Studies show that time spent at the keyboard improves mental health: people who make music experience less anxiety, loneliness, and depression. Playing piano has also been shown to be a great source of stress relief, and provides ample opportunities to bolster self-esteem.
One may also ask, What are the side effects of playing piano?
In reply to that: Piano playing can be time-consuming. And if you spend long hours playing the instrument, you’ll experience strain on the eyes and even back pain. While piano playing brings much joy, it also causes strain on the eyes, neck and back for both young and adult pianists.
What is the hardest thing about playing piano?
Response to this: Hand coordination/independence

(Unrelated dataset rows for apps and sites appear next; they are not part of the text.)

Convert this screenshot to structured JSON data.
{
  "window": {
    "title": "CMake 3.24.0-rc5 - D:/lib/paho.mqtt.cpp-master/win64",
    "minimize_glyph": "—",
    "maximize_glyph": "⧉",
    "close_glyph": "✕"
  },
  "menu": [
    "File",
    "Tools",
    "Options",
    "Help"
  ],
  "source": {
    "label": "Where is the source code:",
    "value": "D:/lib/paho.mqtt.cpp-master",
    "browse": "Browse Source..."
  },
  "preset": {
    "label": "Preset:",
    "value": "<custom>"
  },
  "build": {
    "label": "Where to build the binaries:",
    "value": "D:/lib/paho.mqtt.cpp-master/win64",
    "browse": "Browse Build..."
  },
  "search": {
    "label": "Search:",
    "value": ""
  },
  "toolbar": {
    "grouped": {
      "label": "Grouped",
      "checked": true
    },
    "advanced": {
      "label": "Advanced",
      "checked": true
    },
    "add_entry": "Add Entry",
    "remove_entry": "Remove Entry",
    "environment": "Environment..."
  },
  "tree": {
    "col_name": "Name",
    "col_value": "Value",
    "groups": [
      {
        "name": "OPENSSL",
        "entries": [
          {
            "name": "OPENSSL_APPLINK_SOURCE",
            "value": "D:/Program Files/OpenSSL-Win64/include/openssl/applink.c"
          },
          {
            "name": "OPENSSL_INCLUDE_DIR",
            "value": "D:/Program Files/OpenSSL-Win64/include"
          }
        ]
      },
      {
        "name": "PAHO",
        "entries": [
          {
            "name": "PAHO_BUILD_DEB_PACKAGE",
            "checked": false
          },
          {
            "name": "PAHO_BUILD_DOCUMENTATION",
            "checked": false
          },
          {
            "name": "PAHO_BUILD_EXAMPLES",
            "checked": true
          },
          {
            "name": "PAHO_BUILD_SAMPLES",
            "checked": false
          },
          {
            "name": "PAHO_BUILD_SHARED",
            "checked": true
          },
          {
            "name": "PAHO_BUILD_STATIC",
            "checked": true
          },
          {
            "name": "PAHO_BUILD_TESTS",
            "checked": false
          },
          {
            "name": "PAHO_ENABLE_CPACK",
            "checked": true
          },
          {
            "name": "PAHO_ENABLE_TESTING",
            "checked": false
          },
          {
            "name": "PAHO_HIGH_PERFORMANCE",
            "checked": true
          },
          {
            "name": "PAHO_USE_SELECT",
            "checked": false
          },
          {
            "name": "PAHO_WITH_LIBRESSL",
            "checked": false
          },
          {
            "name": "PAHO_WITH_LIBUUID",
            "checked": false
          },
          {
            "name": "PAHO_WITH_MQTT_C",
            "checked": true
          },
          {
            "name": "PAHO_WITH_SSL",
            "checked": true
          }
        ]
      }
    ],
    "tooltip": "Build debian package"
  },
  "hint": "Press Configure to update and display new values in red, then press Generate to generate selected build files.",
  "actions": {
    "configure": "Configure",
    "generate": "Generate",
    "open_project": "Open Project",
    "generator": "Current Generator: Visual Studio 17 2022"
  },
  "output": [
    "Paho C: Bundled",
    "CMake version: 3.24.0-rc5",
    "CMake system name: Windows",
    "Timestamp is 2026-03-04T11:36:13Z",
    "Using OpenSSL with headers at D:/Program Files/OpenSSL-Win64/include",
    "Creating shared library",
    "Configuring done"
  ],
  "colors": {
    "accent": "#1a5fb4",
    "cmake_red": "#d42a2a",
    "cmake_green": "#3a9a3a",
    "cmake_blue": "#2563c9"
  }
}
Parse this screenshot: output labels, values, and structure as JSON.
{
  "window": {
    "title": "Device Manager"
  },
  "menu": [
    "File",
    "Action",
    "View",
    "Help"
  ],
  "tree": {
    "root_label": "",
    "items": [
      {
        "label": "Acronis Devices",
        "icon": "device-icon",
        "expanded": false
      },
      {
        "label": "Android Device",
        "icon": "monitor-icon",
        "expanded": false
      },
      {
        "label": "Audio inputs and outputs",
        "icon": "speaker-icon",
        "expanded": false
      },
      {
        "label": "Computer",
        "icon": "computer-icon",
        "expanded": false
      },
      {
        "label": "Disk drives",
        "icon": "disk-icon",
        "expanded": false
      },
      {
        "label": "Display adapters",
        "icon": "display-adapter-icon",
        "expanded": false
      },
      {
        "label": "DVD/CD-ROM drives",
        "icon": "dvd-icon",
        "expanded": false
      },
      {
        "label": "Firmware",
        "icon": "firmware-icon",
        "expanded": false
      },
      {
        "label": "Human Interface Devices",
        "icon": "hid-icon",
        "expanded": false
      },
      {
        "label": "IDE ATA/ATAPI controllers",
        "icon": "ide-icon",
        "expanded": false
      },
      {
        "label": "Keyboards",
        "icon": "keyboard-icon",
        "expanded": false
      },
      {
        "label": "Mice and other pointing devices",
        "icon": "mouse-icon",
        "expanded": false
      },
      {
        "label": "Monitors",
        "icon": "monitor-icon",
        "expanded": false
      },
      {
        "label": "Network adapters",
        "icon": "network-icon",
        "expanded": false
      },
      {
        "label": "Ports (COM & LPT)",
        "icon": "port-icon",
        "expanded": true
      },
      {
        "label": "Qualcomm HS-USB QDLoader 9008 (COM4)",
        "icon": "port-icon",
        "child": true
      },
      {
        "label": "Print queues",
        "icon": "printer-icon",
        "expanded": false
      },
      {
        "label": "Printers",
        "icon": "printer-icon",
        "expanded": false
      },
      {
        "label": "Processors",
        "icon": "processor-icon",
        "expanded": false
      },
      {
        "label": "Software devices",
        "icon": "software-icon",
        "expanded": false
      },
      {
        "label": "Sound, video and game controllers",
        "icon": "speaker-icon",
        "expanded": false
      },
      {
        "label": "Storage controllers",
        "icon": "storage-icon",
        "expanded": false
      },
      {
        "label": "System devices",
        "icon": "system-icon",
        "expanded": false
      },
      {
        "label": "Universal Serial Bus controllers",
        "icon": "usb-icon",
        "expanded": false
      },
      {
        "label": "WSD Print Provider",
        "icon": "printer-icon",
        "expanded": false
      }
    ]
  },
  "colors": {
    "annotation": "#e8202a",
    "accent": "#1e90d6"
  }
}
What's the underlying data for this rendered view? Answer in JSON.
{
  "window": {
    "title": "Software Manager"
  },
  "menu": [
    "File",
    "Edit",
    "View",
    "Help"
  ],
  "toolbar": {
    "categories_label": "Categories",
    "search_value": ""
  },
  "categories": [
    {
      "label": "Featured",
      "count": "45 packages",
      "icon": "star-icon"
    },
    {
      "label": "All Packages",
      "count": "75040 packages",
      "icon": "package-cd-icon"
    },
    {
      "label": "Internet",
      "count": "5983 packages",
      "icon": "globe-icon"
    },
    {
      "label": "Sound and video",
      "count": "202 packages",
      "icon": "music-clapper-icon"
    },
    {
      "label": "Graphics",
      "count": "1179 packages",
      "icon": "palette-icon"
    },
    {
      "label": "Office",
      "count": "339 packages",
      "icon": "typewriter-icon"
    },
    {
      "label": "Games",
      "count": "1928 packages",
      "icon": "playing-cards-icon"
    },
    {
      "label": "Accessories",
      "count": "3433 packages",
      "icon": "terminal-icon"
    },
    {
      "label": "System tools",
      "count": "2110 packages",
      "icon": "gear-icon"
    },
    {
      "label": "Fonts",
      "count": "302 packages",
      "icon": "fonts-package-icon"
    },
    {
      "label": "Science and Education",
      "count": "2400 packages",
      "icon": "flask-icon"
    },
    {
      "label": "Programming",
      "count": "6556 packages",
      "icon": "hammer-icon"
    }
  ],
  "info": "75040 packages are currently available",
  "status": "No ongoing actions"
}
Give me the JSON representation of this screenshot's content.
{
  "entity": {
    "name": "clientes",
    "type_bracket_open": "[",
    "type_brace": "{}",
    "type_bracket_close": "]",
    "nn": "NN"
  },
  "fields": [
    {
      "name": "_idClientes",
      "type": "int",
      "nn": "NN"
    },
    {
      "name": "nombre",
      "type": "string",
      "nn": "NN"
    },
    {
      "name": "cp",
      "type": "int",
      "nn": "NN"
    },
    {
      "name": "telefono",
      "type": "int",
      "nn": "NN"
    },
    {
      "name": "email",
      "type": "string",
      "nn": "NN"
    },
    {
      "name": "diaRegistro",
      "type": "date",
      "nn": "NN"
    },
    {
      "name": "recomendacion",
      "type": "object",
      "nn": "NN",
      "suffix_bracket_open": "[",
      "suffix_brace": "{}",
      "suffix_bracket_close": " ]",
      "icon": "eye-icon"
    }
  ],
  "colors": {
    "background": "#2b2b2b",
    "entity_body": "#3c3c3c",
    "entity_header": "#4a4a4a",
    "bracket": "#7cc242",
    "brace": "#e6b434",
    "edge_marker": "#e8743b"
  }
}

One of the most challenging aspects of playing the piano is developing hand independence. In the beginning, much of what you’ll play will be in unison. That means if you play scales, the right and left hands play the same notes at the same time.
Is playing piano frustrating?
Answer to this: Piano frustration is something that most people experience at some point in the journey to becoming a talented pianist. Nobody just sits at the piano and suddenly finds themself with the ability to play to a high standard. Instead, it is likely to involve months or even years of work to get to the level you want to.
Thereof, Is the piano a source of stress? Be it when you simply can’t manage to learn a song, just don’t feel like practicing, or can’t get the tempo down and end up looking like a rhythmically-challenged dweeb, when the piano becomes a source of stress, happiness and calm is replaced by despair and gloom.
Is piano good for mental health?
Response to this: Studies show that time spent at the keyboard improves mental health: people who make music experience less anxiety, loneliness, and depression. Playing piano has also been shown to be a great source of stress relief, and provides ample opportunities to bolster self-esteem. It is also a widely used form of therapy for Attention Deficit Disorder.
Considering this, How does playing a piano affect your brain?
Playing the piano changes the brain in a positive way! Studies show that music stimulates the brain in a way no other activity does. While playing a piece on the piano, you areadding new neural connections, which primes your brain for other forms of communication.
Keeping this in view, Why do children play piano?
And childhood musicians are better equipped later in life to retain information from speeches and lectures. Playing piano has been shown to increase spatial-temporal ability, which figures heavily in math, science and engineering.